It is the principle based on which a nuclear bomb is made. In an implosion-type nuclear weapon design, a sphere of plutonium, uranium, or other fissile material is imploded by a spherical arrangement of explosive charges (neutrons, protons, etc) . This decreases the material's volume and thus increases its density by a factor 2 to 4, causing it to "go critical" and create a nuclear explosion. A similar process takes place in celestial phenomena such as the formation of blackholes where stars collapse upon themselves and become so dense that their gravity simply absorbs everything around them.
As a student of science, I had learnt about the chemical reactions in a nuclear bomb. Balancing those equations was an easy task. I just had to see the difference in the atomic number and the atomic mass between the products and the reactants and I could measure the number of neutrons, protons, electrons and helium atoms that would be thrown out. I would marvel at the fact that man could replicate something that is more common in stars. Though I had studied about the effects of such radiation on life, I don't think I thought about it too seriously. Maybe I was naive but I didn't really know how the bomb worked.
It was only after a recent reading of David Bodanis's book E=mc2: A Biography of the World's Most Famous Equation, did I actually understand why the bomb that America dropped on Hiroshima on August 6, 1945 was so powerful, so much so that it's impact would have been visible from the moon. It's in the book where I read about what happened within the 'Little Boy' once it was dropped by a B29 aircraft till it fell on the roof of a surgical clinic in Hiroshima.
Imploding plutonium atoms, gave rise to several chain reactions that lead to more implosions. As a result, the plutonium-uranium mass kept collapsing into itself, radiating extra-short wavelengths and emitting charged particles. Meanwhile, the high-density core, started sucking in matter from the outside (air) creating a zero-density layer (nearly vaccuum-like). Any resistance the particles would have encountered in the natural atmosphere were nullified and they spread far and wide, creating further implosions.
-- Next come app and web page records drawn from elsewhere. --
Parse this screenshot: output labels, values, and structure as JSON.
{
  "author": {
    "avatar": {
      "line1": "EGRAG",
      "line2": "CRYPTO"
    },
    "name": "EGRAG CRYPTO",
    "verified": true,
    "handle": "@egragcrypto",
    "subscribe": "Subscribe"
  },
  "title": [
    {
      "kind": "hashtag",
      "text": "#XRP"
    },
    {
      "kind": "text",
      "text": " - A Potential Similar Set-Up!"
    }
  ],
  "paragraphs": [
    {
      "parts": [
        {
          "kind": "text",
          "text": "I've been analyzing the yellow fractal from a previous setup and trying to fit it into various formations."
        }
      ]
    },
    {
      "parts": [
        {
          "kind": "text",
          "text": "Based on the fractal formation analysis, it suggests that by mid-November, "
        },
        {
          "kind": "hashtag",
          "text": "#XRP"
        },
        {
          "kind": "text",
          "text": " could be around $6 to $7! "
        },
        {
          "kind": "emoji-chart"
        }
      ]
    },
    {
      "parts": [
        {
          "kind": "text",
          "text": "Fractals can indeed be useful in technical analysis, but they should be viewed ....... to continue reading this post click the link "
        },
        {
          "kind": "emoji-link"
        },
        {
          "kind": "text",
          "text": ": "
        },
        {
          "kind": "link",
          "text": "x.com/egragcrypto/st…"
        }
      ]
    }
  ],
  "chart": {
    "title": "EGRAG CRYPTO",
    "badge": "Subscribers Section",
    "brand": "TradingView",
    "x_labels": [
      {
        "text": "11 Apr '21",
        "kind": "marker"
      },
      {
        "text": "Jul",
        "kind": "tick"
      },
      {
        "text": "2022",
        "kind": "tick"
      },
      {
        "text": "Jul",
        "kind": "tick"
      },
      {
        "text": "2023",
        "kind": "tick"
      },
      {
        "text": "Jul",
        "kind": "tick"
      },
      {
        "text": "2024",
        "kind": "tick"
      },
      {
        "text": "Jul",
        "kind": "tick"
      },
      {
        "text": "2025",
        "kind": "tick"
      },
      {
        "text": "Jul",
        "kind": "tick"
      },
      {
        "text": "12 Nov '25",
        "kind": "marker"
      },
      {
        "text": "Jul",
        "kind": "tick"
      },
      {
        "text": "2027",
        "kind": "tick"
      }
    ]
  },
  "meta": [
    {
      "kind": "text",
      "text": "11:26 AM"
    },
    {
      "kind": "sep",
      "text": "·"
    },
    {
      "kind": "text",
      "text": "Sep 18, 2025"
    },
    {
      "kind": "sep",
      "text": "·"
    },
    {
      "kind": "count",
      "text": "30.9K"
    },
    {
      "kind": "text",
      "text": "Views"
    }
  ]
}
The fires covered an area of nearly 11.4 sq km, burning all life forms. Those who came in the zero-density radius had air sucked out of their lungs (a death most would have never conceived). Those who survived the impact of the bomb had to live with the impact of the radiation - gamma and X-rays attacked the nucleotides in their DNA, leaving them exposed to the risk of cancer, not for a few years, but for a few generations.
Had it been an explosion-type bomb, it would have cause immense destruction, no doubt, but the effect would have been short-lived. Or better still, if that energy from the 'imploding bomb' have been used to light up an airbase.
So why am I talking about this? Because we have an N-deal issue that has required the Indian government to pass a trust vote in the Parliament.
From what I understand, nuclear energy is one of the best solutions to power crisis. France manages to light up the Eiffel Tower everyday, even as we face loadshedding in suburban Mumbai. Why? Effecive conversion of nuclear energy into electricity. Let's face it. Uranium ores in India are scarce. Worse, with a yeild of around 0.04 per cent, they don't even live upto international standards. (Canada has the best ores that contain 40 per cent uranium). Hence, if we have to rely on them, we will have to spend a lot of money on plant and technology to yeild even meagre quantities of uranium. Forget generating energy with that.
Bottom-line: We need to look at 'nuclear' options for power generation. As for the instability, it works for a nuclear device, not for a government that runs a country of one billion people.